### [What you need to do]
Please print all the lines below exactly as they are written.

### [Provided material]
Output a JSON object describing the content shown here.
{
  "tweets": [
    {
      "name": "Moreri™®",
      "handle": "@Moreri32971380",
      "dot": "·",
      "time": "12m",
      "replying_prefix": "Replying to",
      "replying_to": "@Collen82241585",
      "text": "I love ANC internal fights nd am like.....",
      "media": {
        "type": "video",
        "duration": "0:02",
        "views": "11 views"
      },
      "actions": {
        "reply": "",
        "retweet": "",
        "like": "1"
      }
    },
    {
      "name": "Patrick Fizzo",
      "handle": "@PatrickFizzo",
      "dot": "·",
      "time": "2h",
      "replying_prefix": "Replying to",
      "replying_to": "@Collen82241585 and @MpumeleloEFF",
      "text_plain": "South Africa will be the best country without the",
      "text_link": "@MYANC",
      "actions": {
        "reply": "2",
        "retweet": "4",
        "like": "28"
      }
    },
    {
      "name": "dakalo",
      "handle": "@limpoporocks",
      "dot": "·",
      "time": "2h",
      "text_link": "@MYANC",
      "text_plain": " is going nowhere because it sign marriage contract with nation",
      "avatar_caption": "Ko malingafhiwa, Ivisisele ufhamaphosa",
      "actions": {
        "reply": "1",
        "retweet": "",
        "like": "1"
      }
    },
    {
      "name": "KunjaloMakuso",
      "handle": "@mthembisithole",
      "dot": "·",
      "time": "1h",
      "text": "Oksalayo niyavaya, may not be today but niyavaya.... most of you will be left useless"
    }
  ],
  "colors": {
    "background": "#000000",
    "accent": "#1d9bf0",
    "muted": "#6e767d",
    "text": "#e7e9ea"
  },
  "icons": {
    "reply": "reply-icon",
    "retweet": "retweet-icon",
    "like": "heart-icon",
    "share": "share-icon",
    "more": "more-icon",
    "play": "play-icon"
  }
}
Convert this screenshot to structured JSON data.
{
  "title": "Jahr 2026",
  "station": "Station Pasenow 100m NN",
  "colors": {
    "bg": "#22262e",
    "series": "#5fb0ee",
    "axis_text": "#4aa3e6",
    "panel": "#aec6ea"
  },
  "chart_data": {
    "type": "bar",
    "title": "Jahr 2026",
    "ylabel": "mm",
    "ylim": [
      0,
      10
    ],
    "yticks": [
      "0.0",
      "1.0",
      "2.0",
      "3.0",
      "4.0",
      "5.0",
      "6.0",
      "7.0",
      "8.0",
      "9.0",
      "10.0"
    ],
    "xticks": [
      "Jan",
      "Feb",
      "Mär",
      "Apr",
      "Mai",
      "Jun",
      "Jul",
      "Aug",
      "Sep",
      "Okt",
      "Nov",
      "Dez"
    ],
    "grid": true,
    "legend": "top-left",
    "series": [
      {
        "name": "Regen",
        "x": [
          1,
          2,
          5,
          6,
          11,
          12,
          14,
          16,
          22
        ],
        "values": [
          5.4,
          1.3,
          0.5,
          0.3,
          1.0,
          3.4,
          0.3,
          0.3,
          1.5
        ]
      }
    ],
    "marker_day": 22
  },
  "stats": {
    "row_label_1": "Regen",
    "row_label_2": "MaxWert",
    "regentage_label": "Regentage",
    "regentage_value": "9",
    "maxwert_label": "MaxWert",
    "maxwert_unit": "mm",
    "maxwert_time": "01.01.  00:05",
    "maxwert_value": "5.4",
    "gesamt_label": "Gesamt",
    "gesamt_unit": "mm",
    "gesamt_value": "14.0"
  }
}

### [Answer for the task]
Output a JSON object describing the content shown here.
{
  "tweets": [
    {
      "name": "Moreri™®",
      "handle": "@Moreri32971380",
      "dot": "·",
      "time": "12m",
      "replying_prefix": "Replying to",
      "replying_to": "@Collen82241585",
      "text": "I love ANC internal fights nd am like.....",
      "media": {
        "type": "video",
        "duration": "0:02",
        "views": "11 views"
      },
      "actions": {
        "reply": "",
        "retweet": "",
        "like": "1"
      }
    },
    {
      "name": "Patrick Fizzo",
      "handle": "@PatrickFizzo",
      "dot": "·",
      "time": "2h",
      "replying_prefix": "Replying to",
      "replying_to": "@Collen82241585 and @MpumeleloEFF",
      "text_plain": "South Africa will be the best country without the",
      "text_link": "@MYANC",
      "actions": {
        "reply": "2",
        "retweet": "4",
        "like": "28"
      }
    },
    {
      "name": "dakalo",
      "handle": "@limpoporocks",
      "dot": "·",
      "time": "2h",
      "text_link": "@MYANC",
      "text_plain": " is going nowhere because it sign marriage contract with nation",
      "avatar_caption": "Ko malingafhiwa, Ivisisele ufhamaphosa",
      "actions": {
        "reply": "1",
        "retweet": "",
        "like": "1"
      }
    },
    {
      "name": "KunjaloMakuso",
      "handle": "@mthembisithole",
      "dot": "·",
      "time": "1h",
      "text": "Oksalayo niyavaya, may not be today but niyavaya.... most of you will be left useless"
    }
  ],
  "colors": {
    "background": "#000000",
    "accent": "#1d9bf0",
    "muted": "#6e767d",
    "text": "#e7e9ea"
  },
  "icons": {
    "reply": "reply-icon",
    "retweet": "retweet-icon",
    "like": "heart-icon",
    "share": "share-icon",
    "more": "more-icon",
    "play": "play-icon"
  }
}
Convert this screenshot to structured JSON data.
{
  "title": "Jahr 2026",
  "station": "Station Pasenow 100m NN",
  "colors": {
    "bg": "#22262e",
    "series": "#5fb0ee",
    "axis_text": "#4aa3e6",
    "panel": "#aec6ea"
  },
  "chart_data": {
    "type": "bar",
    "title": "Jahr 2026",
    "ylabel": "mm",
    "ylim": [
      0,
      10
    ],
    "yticks": [
      "0.0",
      "1.0",
      "2.0",
      "3.0",
      "4.0",
      "5.0",
      "6.0",
      "7.0",
      "8.0",
      "9.0",
      "10.0"
    ],
    "xticks": [
      "Jan",
      "Feb",
      "Mär",
      "Apr",
      "Mai",
      "Jun",
      "Jul",
      "Aug",
      "Sep",
      "Okt",
      "Nov",
      "Dez"
    ],
    "grid": true,
    "legend": "top-left",
    "series": [
      {
        "name": "Regen",
        "x": [
          1,
          2,
          5,
          6,
          11,
          12,
          14,
          16,
          22
        ],
        "values": [
          5.4,
          1.3,
          0.5,
          0.3,
          1.0,
          3.4,
          0.3,
          0.3,
          1.5
        ]
      }
    ],
    "marker_day": 22
  },
  "stats": {
    "row_label_1": "Regen",
    "row_label_2": "MaxWert",
    "regentage_label": "Regentage",
    "regentage_value": "9",
    "maxwert_label": "MaxWert",
    "maxwert_unit": "mm",
    "maxwert_time": "01.01.  00:05",
    "maxwert_value": "5.4",
    "gesamt_label": "Gesamt",
    "gesamt_unit": "mm",
    "gesamt_value": "14.0"
  }
}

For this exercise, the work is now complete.